But Mackean is astoundingly aware of her privilege, and she encourages many of us to also take a moment for such self-reflection. For Mackean herself, it’s been a “fascinating journey”. It had begun, as it had for many of us, with Instagram.
She’d started by following “deeply outspoken black women” on Instagram. She admitted to initially reacting defensively, feeling more comfortable with the typical rhetoric of “being kind” instead. It’s a nice, easy story to buy into: be kind and see progress. But as hate crimes all over the world are increasingly exposed, Mackean, like so many of us, has realised how simply being kind and patient has not done much for many of the most marginalised communities.
She tells me, “I try to constantly acknowledge that I have to stop taking up so much space. Instead, it’s about trying to uplift other people into those spaces.”

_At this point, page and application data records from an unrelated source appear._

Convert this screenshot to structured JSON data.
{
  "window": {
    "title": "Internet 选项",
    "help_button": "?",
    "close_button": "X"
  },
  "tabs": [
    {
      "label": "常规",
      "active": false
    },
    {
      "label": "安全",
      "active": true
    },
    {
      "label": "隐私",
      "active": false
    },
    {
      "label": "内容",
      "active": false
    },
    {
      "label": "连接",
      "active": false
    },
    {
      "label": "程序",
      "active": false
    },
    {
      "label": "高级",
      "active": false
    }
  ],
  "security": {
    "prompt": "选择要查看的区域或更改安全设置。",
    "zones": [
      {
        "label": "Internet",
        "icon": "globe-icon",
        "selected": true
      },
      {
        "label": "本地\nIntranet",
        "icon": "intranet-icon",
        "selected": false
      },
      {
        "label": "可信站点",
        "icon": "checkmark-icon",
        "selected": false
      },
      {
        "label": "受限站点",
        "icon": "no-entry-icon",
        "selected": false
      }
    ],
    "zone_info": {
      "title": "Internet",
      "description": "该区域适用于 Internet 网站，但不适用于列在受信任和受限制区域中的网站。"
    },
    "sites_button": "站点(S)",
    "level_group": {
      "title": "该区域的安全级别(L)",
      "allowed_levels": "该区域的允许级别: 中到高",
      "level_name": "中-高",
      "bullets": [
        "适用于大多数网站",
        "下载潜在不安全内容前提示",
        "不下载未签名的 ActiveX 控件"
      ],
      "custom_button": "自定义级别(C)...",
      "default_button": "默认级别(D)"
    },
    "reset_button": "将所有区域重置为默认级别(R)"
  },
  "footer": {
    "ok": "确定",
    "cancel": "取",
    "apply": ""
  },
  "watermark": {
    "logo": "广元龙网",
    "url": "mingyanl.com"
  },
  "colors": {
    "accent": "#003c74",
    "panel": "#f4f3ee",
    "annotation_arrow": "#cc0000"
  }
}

As we reflect, sitting with our privilege and chatting about the amount of hate and inequity there is in the world, I am struck by how sheltered we are. We sit in the little glass meeting room with Nespresso-ready lattes warming our hands. It’s remarkably symbolic. How many of us exist in this glass dome in our world, comfortable in our privilege? How many of us attempt to empathise but still resist discomfort, preferring instead to sigh from a distance? And critically, what will it take for us to break this glass and move toward change?
“What advice would you give someone who has just begun their journey of self-reflection?” I ask.
It is silent for a moment and incredibly uncomfortable. But this discomfort is good. In fact, many of us need to be uncomfortable. “Do all the listening you can,” she says, “Make it almost unpalatable for yourself, with uncomfortable conversations. Ask yourself why you feel so defensive. Unpack that. Immerse yourself in so many different voices and listen to their experiences. Notice the injustices around you.”
Mackean’s reflection of her privilege began with the body positivity movement, but it evolved into something much greater. The intersections in issues became more apparent. She immersed herself in conversations about race, gender and the plight of the disabled. “It’s a challenging journey, but we need to try to be more aware of these differences of experience. For me, it’s [about] taking less of a seat at the table and using my privilege to help bring forward the voices of those whose perspectives are not normally heard.”
The issue of privilege continues to shape many of the conversations we’ve seen online. Increasingly, the authenticity behind this self-reflection poses an issue. It’s the phenomenon of virtue-signalling, that is, where one “benefits from sharing your virtue, without necessarily walking the talk.”
I ask Mackean what she thinks of this, and there’s a knowing smile on her face. “Well, if you intend to talk about a topic on social media… make sure that there is action behind that beautifully framed quote.” Innate in charity is what we, the giver, receive from our actions. But there is a need to consciously not put yourself at the heart of it, to never frame oneself as a messiah. “This goes for both individuals and NGOs.”
As we all grow to be more conscious of the discourse around us, a lot of debate centers around this idea of space. Who deserves space? How much space? Who determines this?
The question of space is especially significant in our discourse of cancel culture: Is ‘cancelling’ ever right? Do we need to be a bit more flexible with our space, a bit more forgiving of the margin of error we allow?
For Tess Mackean, the answer is a resounding yes. Mistakes are inevitable in this process, and we all need to learn to forgive a little bit more.
As a society, there is a stark need to have more uncomfortable conversations – difficult, heavy conversations. Perhaps, it is less about scolding those who make mistakes, less about scaring people. Conversations are two-way: we teach, and we listen. Then, hopefully, we’ll all learn.